The Nationalisation of the South African Reserve Bank: a Legal-Historical Perspective of Three Central Banks
Author Gerda van Niekerk
Affiliations: BComm LLB LLD (UP). Senior lecturer, Department of Mercantile Law, University of Limpopo
Source: Fundamina, Volume 29 Issue 1, p. 80-109
The debate continues about whether the South African Reserve Bank should be nationalised or not. This contribution looks at the evolution of central banks, as well as at the origin and historical background of the central banks in three countries, namely the South African Reserve Bank, the Reserve Bank of Australia and De Nederlandsche Bank. The shares in the South African Reserve Bank belong to private shareholders; the Reserve Bank of Australia has been the property of the government of Australia since its inception; and De Nederlandsche Bank was nationalised in 1948. The potential nationalisation of the South African Reserve Bank will come with a hefty price tag, as the shareholders will have to be compensated for the value of their shares. Section 224 of the Constitution of the Republic of South Africa, 1996 determines that the South African Reserve Bank should “protect the value of the currency in the interest of balanced and sustainable economic growth”. The constitutional power of the Bank to be responsible for monetary policy will not change if it is nationalised.
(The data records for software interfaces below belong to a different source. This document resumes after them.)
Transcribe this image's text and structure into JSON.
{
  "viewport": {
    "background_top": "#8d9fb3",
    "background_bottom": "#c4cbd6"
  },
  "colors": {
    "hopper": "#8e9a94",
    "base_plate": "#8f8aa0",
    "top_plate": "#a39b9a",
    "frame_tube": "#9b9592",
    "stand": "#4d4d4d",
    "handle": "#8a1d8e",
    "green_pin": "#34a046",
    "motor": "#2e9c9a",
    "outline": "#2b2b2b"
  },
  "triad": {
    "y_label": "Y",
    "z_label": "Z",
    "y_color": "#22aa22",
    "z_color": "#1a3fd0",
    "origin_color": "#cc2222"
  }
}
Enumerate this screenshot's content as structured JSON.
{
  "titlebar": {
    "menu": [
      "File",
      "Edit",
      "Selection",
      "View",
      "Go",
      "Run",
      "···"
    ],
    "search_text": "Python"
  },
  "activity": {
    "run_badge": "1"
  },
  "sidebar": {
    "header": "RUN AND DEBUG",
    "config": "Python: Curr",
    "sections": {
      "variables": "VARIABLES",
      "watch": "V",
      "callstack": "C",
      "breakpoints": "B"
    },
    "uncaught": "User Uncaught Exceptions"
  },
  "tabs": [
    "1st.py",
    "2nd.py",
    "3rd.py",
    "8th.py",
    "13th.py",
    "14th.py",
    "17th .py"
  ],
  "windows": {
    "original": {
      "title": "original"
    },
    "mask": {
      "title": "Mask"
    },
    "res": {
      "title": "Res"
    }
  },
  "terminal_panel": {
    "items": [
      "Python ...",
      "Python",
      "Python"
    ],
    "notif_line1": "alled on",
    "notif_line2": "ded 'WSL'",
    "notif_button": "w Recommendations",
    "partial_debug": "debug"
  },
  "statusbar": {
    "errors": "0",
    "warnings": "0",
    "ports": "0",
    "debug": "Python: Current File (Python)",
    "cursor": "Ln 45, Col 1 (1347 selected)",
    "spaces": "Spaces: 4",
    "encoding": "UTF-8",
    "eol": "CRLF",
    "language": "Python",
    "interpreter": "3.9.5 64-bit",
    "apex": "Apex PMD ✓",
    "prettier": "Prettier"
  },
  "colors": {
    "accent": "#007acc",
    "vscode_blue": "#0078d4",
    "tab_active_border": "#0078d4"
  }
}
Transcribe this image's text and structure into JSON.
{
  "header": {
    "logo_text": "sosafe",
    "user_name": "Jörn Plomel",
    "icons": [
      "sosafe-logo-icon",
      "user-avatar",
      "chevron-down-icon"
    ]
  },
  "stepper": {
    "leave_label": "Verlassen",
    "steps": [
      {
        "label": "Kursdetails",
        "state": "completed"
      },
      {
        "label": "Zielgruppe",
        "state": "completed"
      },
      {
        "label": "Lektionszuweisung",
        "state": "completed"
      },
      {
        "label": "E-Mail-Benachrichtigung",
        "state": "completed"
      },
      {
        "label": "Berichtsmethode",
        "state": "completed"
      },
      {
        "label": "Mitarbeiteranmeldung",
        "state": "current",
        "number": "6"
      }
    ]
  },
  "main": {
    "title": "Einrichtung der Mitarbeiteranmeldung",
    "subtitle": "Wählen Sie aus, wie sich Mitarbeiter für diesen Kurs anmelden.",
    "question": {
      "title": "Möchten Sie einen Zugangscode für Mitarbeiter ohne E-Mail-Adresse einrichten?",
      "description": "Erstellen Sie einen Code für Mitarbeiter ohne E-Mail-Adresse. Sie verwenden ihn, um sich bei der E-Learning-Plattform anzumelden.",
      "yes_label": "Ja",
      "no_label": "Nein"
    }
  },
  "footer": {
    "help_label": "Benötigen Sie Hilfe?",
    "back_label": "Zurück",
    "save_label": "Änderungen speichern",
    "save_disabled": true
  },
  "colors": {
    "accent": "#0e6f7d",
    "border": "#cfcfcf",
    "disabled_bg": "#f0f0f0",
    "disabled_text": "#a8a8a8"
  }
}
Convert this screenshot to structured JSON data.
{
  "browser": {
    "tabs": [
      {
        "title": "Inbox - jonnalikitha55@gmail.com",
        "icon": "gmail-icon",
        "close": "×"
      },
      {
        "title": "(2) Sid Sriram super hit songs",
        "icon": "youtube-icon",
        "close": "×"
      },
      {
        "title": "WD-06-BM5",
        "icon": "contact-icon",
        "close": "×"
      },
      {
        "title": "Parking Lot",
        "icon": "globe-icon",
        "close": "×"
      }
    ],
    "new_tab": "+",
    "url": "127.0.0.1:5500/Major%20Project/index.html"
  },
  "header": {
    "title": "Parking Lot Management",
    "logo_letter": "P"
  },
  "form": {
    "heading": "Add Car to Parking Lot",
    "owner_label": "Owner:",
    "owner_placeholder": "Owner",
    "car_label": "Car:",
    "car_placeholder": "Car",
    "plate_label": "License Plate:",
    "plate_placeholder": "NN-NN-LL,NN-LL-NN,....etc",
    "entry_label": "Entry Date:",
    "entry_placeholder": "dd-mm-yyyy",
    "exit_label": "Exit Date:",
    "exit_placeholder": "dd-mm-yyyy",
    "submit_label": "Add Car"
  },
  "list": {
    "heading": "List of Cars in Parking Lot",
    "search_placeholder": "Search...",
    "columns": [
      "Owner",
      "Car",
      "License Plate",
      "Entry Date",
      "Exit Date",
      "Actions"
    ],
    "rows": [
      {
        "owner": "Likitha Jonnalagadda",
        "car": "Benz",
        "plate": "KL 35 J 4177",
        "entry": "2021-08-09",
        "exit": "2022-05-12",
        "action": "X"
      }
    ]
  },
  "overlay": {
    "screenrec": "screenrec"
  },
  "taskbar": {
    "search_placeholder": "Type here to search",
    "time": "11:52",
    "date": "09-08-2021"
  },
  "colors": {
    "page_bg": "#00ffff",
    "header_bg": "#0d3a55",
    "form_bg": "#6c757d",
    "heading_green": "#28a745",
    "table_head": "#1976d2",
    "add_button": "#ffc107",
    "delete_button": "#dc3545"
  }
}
This contribution recommends that the South African Reserve Bank not be nationalised due to the big cost thereof to South Africa and because not much will be achieved by such a step.